Work task -> Every line of the entries with the word "count" in it should be shown.

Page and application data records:
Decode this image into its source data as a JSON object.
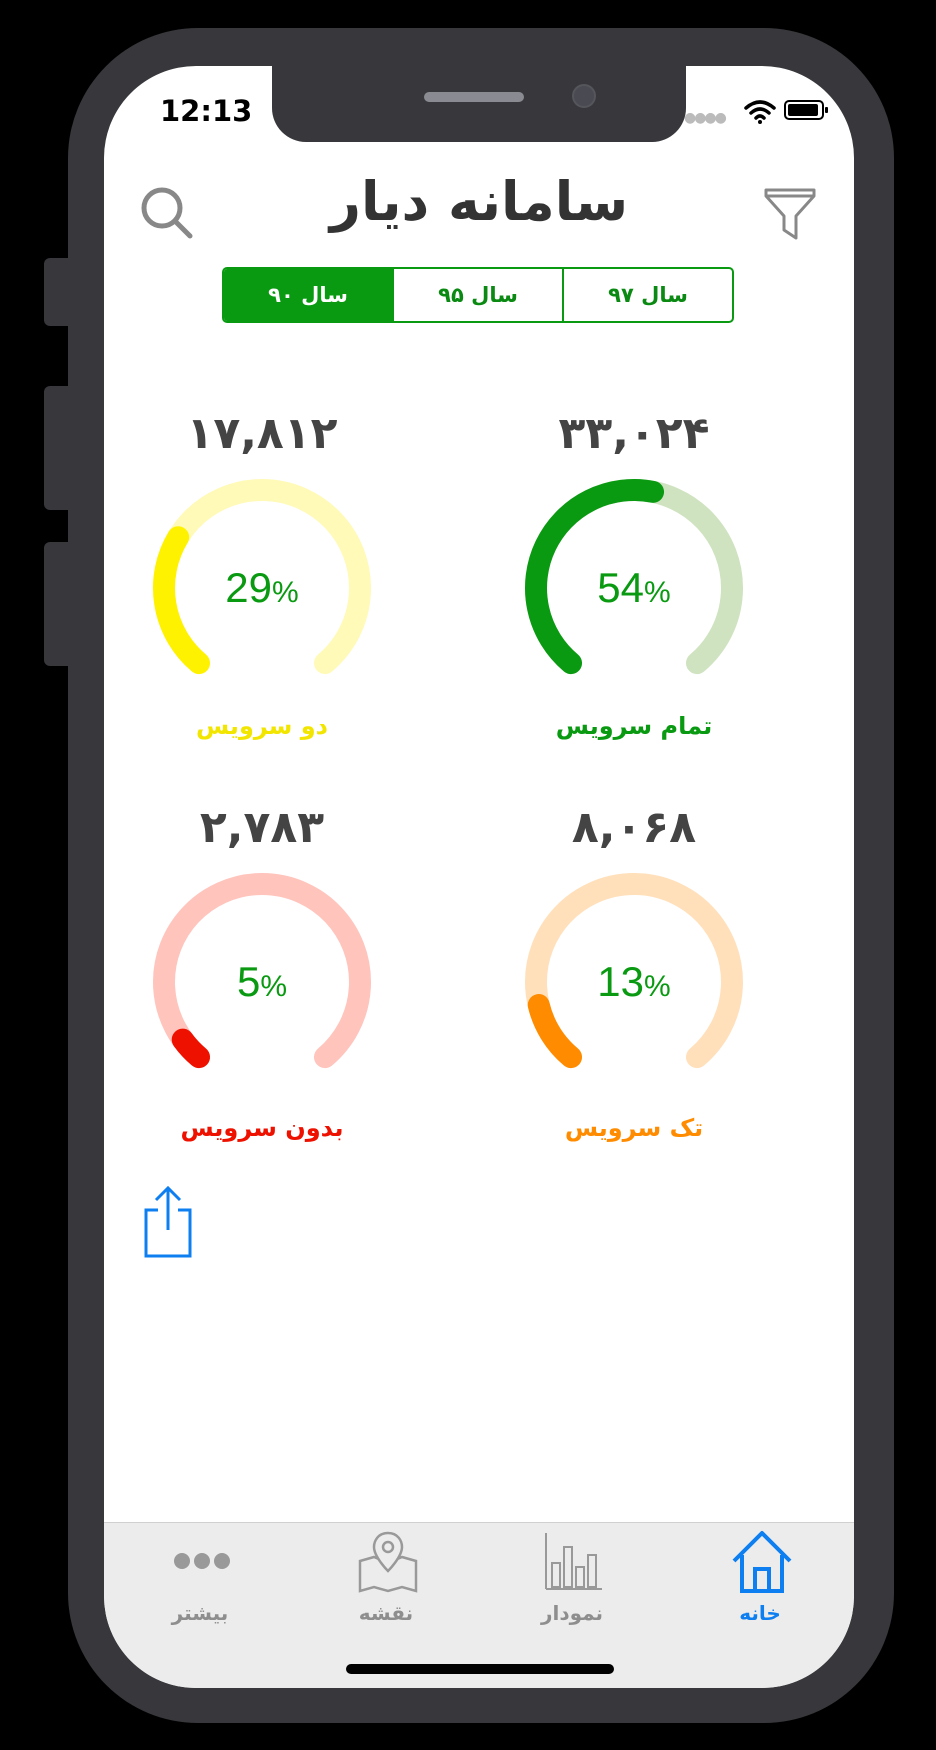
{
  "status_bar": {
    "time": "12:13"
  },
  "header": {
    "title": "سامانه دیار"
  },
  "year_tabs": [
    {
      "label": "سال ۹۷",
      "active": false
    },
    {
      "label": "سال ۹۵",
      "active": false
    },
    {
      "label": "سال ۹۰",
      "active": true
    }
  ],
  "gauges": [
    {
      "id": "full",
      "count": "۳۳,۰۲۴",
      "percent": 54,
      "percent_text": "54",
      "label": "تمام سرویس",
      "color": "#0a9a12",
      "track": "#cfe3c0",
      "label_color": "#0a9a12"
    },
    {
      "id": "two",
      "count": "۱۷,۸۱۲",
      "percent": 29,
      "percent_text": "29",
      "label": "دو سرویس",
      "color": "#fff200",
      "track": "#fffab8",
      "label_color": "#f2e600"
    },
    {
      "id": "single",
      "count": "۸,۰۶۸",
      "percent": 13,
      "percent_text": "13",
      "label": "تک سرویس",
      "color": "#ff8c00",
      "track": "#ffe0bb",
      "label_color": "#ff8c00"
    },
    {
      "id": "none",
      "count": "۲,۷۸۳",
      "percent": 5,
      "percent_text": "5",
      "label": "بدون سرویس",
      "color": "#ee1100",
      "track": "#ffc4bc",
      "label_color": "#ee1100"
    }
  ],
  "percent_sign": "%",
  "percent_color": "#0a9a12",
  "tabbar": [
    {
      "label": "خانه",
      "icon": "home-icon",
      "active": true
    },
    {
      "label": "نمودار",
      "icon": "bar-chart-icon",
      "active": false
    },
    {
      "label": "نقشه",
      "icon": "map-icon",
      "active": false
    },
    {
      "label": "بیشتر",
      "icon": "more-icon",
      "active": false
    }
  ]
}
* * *
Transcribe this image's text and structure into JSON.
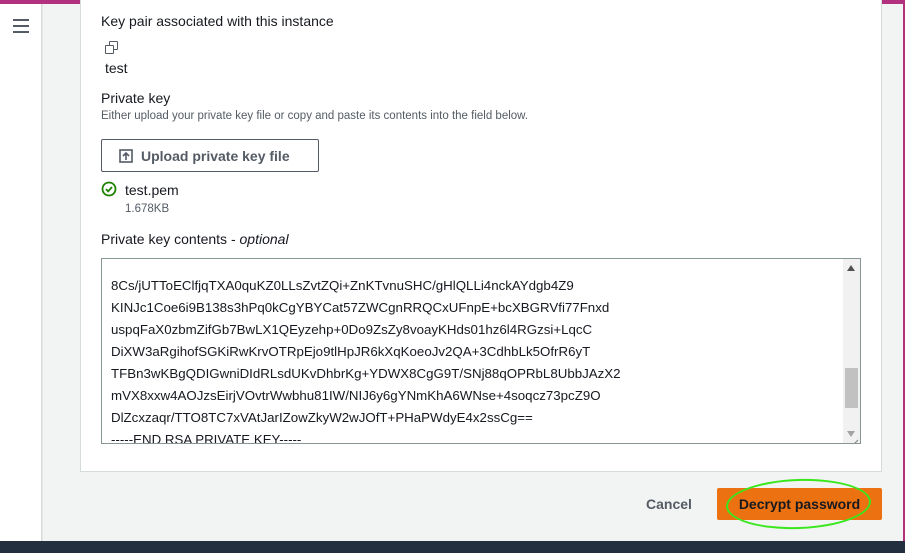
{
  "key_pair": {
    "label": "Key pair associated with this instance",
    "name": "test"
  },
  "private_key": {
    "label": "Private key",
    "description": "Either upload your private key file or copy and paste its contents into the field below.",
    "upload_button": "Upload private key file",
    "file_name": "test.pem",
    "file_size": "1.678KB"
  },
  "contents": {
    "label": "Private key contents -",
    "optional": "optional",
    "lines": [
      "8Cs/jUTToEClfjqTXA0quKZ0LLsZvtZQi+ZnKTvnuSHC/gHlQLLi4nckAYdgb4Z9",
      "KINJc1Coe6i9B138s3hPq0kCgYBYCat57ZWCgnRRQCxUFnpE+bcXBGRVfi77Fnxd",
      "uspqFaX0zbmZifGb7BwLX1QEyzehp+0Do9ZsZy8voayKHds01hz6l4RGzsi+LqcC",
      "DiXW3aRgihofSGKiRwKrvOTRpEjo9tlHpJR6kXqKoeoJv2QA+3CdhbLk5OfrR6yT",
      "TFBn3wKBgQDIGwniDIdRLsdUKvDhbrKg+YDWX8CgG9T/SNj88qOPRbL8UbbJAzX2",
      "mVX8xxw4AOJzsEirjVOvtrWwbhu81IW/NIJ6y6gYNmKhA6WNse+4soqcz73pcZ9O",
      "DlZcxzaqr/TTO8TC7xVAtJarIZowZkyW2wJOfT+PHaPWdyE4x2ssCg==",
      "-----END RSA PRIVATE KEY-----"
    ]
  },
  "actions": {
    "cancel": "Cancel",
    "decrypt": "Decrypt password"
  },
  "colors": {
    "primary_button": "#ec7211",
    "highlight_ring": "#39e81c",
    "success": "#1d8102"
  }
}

Solution to this problem ->
      "count": "۳۳,۰۲۴",
      "count": "۱۷,۸۱۲",
      "count": "۸,۰۶۸",
      "count": "۲,۷۸۳",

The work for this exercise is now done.